Copy each of the following entries back without change.

---*---

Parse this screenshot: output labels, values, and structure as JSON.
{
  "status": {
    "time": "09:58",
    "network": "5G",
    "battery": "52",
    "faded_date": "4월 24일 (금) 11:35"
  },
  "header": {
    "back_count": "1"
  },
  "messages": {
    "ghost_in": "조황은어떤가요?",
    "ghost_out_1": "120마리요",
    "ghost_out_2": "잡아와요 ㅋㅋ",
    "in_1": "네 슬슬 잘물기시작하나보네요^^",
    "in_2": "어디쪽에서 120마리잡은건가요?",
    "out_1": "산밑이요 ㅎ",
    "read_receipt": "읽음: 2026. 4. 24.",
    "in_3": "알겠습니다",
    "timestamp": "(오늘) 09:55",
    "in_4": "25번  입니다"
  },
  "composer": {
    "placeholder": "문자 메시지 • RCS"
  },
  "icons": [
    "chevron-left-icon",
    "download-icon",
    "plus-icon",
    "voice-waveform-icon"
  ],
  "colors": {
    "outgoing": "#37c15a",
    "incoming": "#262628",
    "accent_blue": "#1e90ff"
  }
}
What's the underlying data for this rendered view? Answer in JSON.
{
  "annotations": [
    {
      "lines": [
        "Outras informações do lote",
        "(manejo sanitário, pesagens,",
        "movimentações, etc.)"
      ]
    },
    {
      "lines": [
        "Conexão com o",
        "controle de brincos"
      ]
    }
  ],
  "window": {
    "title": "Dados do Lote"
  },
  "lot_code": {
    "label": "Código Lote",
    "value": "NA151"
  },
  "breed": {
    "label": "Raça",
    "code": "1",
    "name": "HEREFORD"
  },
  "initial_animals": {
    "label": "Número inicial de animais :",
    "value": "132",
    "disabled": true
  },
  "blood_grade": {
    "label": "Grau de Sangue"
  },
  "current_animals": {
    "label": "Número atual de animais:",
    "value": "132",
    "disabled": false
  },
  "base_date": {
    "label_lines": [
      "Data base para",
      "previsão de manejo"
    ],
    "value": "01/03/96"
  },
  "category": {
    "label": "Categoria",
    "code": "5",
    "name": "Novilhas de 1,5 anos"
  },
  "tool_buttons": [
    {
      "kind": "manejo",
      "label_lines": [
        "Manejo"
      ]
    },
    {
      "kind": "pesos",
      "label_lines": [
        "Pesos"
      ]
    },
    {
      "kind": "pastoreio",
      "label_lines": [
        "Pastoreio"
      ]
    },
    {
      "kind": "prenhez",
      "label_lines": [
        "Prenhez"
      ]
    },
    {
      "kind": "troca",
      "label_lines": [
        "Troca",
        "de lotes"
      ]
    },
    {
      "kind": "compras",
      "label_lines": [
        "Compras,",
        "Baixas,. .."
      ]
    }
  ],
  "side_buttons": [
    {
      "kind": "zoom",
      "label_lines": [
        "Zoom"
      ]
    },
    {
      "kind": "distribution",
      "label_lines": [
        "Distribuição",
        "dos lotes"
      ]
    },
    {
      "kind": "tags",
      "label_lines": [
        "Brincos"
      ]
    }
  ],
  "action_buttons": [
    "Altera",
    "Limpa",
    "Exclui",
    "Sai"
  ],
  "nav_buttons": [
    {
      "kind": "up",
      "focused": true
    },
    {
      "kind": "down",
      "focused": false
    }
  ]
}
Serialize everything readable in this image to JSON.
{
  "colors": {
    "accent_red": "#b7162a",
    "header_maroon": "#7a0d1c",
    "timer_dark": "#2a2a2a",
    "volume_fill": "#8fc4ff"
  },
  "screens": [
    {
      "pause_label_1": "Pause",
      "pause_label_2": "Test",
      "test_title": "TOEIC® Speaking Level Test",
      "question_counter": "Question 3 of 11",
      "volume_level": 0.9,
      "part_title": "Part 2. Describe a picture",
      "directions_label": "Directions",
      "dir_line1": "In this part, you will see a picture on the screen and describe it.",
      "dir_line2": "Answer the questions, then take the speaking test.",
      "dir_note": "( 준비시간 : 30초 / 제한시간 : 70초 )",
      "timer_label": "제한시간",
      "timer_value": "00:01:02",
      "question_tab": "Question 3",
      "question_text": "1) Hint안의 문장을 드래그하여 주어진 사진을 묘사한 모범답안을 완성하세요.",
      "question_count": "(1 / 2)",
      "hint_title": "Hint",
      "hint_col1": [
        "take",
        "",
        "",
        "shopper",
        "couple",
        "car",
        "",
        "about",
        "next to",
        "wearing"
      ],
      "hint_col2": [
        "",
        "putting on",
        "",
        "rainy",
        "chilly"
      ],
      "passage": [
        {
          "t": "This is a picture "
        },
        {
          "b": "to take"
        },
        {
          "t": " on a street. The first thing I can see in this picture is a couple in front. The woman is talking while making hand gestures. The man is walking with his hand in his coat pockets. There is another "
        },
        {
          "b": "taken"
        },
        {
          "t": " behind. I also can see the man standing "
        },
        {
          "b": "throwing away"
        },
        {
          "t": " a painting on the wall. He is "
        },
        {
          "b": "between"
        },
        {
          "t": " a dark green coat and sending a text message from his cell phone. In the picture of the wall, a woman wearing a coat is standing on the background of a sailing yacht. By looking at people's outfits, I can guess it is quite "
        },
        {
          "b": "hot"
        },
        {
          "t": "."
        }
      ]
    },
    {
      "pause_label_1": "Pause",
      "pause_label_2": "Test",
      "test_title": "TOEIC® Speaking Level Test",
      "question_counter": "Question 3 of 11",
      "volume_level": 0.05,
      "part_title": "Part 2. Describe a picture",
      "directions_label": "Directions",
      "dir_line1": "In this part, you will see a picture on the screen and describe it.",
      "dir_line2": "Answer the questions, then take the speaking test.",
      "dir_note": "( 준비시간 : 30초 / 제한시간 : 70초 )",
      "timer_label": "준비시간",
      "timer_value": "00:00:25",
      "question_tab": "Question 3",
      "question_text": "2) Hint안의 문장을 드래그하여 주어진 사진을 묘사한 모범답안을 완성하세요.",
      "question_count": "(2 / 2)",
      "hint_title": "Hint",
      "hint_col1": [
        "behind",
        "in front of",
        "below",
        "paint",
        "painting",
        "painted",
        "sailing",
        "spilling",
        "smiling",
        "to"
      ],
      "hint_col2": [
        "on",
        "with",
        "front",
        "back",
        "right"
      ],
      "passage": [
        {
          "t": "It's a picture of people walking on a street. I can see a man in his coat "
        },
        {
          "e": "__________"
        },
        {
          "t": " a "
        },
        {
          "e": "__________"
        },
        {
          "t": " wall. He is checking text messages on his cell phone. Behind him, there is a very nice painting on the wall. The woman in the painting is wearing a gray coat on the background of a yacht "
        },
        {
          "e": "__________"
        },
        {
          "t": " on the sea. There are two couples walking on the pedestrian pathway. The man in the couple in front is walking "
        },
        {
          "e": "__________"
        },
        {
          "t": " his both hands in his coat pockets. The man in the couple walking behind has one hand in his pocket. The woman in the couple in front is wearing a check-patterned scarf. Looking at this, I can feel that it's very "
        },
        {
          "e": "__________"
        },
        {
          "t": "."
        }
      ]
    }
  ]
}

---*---

**EXERCISE RESULT:**
Parse this screenshot: output labels, values, and structure as JSON.
{
  "status": {
    "time": "09:58",
    "network": "5G",
    "battery": "52",
    "faded_date": "4월 24일 (금) 11:35"
  },
  "header": {
    "back_count": "1"
  },
  "messages": {
    "ghost_in": "조황은어떤가요?",
    "ghost_out_1": "120마리요",
    "ghost_out_2": "잡아와요 ㅋㅋ",
    "in_1": "네 슬슬 잘물기시작하나보네요^^",
    "in_2": "어디쪽에서 120마리잡은건가요?",
    "out_1": "산밑이요 ㅎ",
    "read_receipt": "읽음: 2026. 4. 24.",
    "in_3": "알겠습니다",
    "timestamp": "(오늘) 09:55",
    "in_4": "25번  입니다"
  },
  "composer": {
    "placeholder": "문자 메시지 • RCS"
  },
  "icons": [
    "chevron-left-icon",
    "download-icon",
    "plus-icon",
    "voice-waveform-icon"
  ],
  "colors": {
    "outgoing": "#37c15a",
    "incoming": "#262628",
    "accent_blue": "#1e90ff"
  }
}
What's the underlying data for this rendered view? Answer in JSON.
{
  "annotations": [
    {
      "lines": [
        "Outras informações do lote",
        "(manejo sanitário, pesagens,",
        "movimentações, etc.)"
      ]
    },
    {
      "lines": [
        "Conexão com o",
        "controle de brincos"
      ]
    }
  ],
  "window": {
    "title": "Dados do Lote"
  },
  "lot_code": {
    "label": "Código Lote",
    "value": "NA151"
  },
  "breed": {
    "label": "Raça",
    "code": "1",
    "name": "HEREFORD"
  },
  "initial_animals": {
    "label": "Número inicial de animais :",
    "value": "132",
    "disabled": true
  },
  "blood_grade": {
    "label": "Grau de Sangue"
  },
  "current_animals": {
    "label": "Número atual de animais:",
    "value": "132",
    "disabled": false
  },
  "base_date": {
    "label_lines": [
      "Data base para",
      "previsão de manejo"
    ],
    "value": "01/03/96"
  },
  "category": {
    "label": "Categoria",
    "code": "5",
    "name": "Novilhas de 1,5 anos"
  },
  "tool_buttons": [
    {
      "kind": "manejo",
      "label_lines": [
        "Manejo"
      ]
    },
    {
      "kind": "pesos",
      "label_lines": [
        "Pesos"
      ]
    },
    {
      "kind": "pastoreio",
      "label_lines": [
        "Pastoreio"
      ]
    },
    {
      "kind": "prenhez",
      "label_lines": [
        "Prenhez"
      ]
    },
    {
      "kind": "troca",
      "label_lines": [
        "Troca",
        "de lotes"
      ]
    },
    {
      "kind": "compras",
      "label_lines": [
        "Compras,",
        "Baixas,. .."
      ]
    }
  ],
  "side_buttons": [
    {
      "kind": "zoom",
      "label_lines": [
        "Zoom"
      ]
    },
    {
      "kind": "distribution",
      "label_lines": [
        "Distribuição",
        "dos lotes"
      ]
    },
    {
      "kind": "tags",
      "label_lines": [
        "Brincos"
      ]
    }
  ],
  "action_buttons": [
    "Altera",
    "Limpa",
    "Exclui",
    "Sai"
  ],
  "nav_buttons": [
    {
      "kind": "up",
      "focused": true
    },
    {
      "kind": "down",
      "focused": false
    }
  ]
}
Serialize everything readable in this image to JSON.
{
  "colors": {
    "accent_red": "#b7162a",
    "header_maroon": "#7a0d1c",
    "timer_dark": "#2a2a2a",
    "volume_fill": "#8fc4ff"
  },
  "screens": [
    {
      "pause_label_1": "Pause",
      "pause_label_2": "Test",
      "test_title": "TOEIC® Speaking Level Test",
      "question_counter": "Question 3 of 11",
      "volume_level": 0.9,
      "part_title": "Part 2. Describe a picture",
      "directions_label": "Directions",
      "dir_line1": "In this part, you will see a picture on the screen and describe it.",
      "dir_line2": "Answer the questions, then take the speaking test.",
      "dir_note": "( 준비시간 : 30초 / 제한시간 : 70초 )",
      "timer_label": "제한시간",
      "timer_value": "00:01:02",
      "question_tab": "Question 3",
      "question_text": "1) Hint안의 문장을 드래그하여 주어진 사진을 묘사한 모범답안을 완성하세요.",
      "question_count": "(1 / 2)",
      "hint_title": "Hint",
      "hint_col1": [
        "take",
        "",
        "",
        "shopper",
        "couple",
        "car",
        "",
        "about",
        "next to",
        "wearing"
      ],
      "hint_col2": [
        "",
        "putting on",
        "",
        "rainy",
        "chilly"
      ],
      "passage": [
        {
          "t": "This is a picture "
        },
        {
          "b": "to take"
        },
        {
          "t": " on a street. The first thing I can see in this picture is a couple in front. The woman is talking while making hand gestures. The man is walking with his hand in his coat pockets. There is another "
        },
        {
          "b": "taken"
        },
        {
          "t": " behind. I also can see the man standing "
        },
        {
          "b": "throwing away"
        },
        {
          "t": " a painting on the wall. He is "
        },
        {
          "b": "between"
        },
        {
          "t": " a dark green coat and sending a text message from his cell phone. In the picture of the wall, a woman wearing a coat is standing on the background of a sailing yacht. By looking at people's outfits, I can guess it is quite "
        },
        {
          "b": "hot"
        },
        {
          "t": "."
        }
      ]
    },
    {
      "pause_label_1": "Pause",
      "pause_label_2": "Test",
      "test_title": "TOEIC® Speaking Level Test",
      "question_counter": "Question 3 of 11",
      "volume_level": 0.05,
      "part_title": "Part 2. Describe a picture",
      "directions_label": "Directions",
      "dir_line1": "In this part, you will see a picture on the screen and describe it.",
      "dir_line2": "Answer the questions, then take the speaking test.",
      "dir_note": "( 준비시간 : 30초 / 제한시간 : 70초 )",
      "timer_label": "준비시간",
      "timer_value": "00:00:25",
      "question_tab": "Question 3",
      "question_text": "2) Hint안의 문장을 드래그하여 주어진 사진을 묘사한 모범답안을 완성하세요.",
      "question_count": "(2 / 2)",
      "hint_title": "Hint",
      "hint_col1": [
        "behind",
        "in front of",
        "below",
        "paint",
        "painting",
        "painted",
        "sailing",
        "spilling",
        "smiling",
        "to"
      ],
      "hint_col2": [
        "on",
        "with",
        "front",
        "back",
        "right"
      ],
      "passage": [
        {
          "t": "It's a picture of people walking on a street. I can see a man in his coat "
        },
        {
          "e": "__________"
        },
        {
          "t": " a "
        },
        {
          "e": "__________"
        },
        {
          "t": " wall. He is checking text messages on his cell phone. Behind him, there is a very nice painting on the wall. The woman in the painting is wearing a gray coat on the background of a yacht "
        },
        {
          "e": "__________"
        },
        {
          "t": " on the sea. There are two couples walking on the pedestrian pathway. The man in the couple in front is walking "
        },
        {
          "e": "__________"
        },
        {
          "t": " his both hands in his coat pockets. The man in the couple walking behind has one hand in his pocket. The woman in the couple in front is wearing a check-patterned scarf. Looking at this, I can feel that it's very "
        },
        {
          "e": "__________"
        },
        {
          "t": "."
        }
      ]
    }
  ]
}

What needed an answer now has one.